Happy Chinese New Years From Not Another New England Sports Blog!
In what could be a promising sign for the Denver Broncos, January 31st marks the beginning of the Chinese New Year- with this weekend kicking off the year of the horse. According to the Chinese Zodiac, people born in the year of the Horse are characterized as outgoing, energetic and thrive when they're the center of attention.
These traits were probably what disgraced former Communist party official Bo Xilai was looking for in policewomen in the tourist hub of Dailan when he announced the formation of an all-female mounted patrol.
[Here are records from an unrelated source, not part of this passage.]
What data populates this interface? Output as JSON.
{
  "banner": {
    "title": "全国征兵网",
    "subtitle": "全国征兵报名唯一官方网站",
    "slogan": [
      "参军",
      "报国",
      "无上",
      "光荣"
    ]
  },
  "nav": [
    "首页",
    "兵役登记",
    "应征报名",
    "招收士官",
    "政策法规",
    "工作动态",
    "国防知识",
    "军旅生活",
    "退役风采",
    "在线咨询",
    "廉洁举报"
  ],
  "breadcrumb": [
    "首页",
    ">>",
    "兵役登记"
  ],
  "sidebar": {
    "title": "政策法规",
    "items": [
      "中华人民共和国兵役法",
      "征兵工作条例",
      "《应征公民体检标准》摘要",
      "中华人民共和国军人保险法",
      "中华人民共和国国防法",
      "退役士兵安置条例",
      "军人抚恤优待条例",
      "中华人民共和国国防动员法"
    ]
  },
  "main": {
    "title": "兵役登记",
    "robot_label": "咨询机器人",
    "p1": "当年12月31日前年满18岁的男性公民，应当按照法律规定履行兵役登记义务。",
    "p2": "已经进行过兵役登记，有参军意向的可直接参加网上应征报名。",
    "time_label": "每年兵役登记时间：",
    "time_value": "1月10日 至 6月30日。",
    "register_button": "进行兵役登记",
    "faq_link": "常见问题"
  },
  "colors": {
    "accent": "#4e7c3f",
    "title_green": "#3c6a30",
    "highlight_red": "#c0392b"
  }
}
During Xilai's meteoric rise to Chinese Communist Party Central Committee heir apparent, the all female horseback patrols were started with retired racehorses donated from Hong Kong in the early 2000s. The idea was to have the patrols become a source of civic pride and tourist attractions in their own right [apparently they even have their own reviews (in Mandarin) on Tripadvisor- NANESB!] but have come under scrutiny lately. The policewomen also give tours of the training grounds and equestrian performances during the warmer months, charging tourists ¥50 (or around US$ 8) for admission. However, under Chinese law, police officers aren't allowed to engage in business activities putting the policewomen at odds with some of the law's they're tasked with enforcing.
Then again, attractive women riding horseback on public dime was the least of Xilai's problems. The former mayor and governor was accused of keeping fellow officials under electronic surveillance, his own chief of police accused him of corruption and Bo's wife was implicated in the 2011 murder of a British businessman. In September 2013, Bo was sentenced to life in prison and stripped of all his assets.
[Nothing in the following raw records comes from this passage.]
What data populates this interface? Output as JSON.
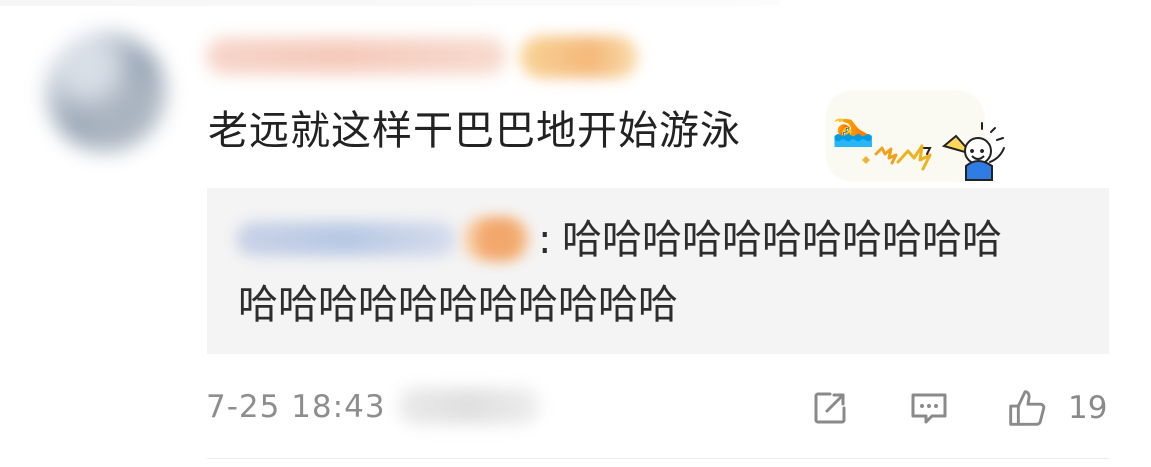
{
  "comment": {
    "text": "老远就这样干巴巴地开始游泳",
    "emoji": "🏊"
  },
  "reply": {
    "colon": ":",
    "line1": "哈哈哈哈哈哈哈哈哈哈哈",
    "line2": "哈哈哈哈哈哈哈哈哈哈哈"
  },
  "meta": {
    "timestamp": "7-25 18:43"
  },
  "actions": {
    "like_count": "19"
  },
  "icons": {
    "share": "share-icon",
    "comment": "comment-icon",
    "like": "thumbs-up-icon",
    "sticker": "cheer-sticker-icon",
    "swimmer": "swimmer-emoji-icon"
  },
  "colors": {
    "text": "#222222",
    "muted": "#8e8e8e",
    "reply_background": "#f4f4f4",
    "icon_gray": "#8a8a8a"
  }
}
As for the women on horseback, a retired traffic policeman in Dailan filed a request regarding the cost of maintaining the horses and the overall effectiveness of the unit. According to the released report, the monthly cost of feed and supplies is about ¥2500 (around $405) while the monthly salary of the policewoman ranges from ¥1800 to ¥3800.
According to Dailan's current mayor, there's been public criticism of the policewomen on horseback but said it's 'too soon to talk about cancelling it' and while admitting some of the criticism is valid, the program shouldn't be cancelled on a whim. Over the last decade, a number of other cities in China- such as Shenzhen or Baotou- have also followed Dailan's lead.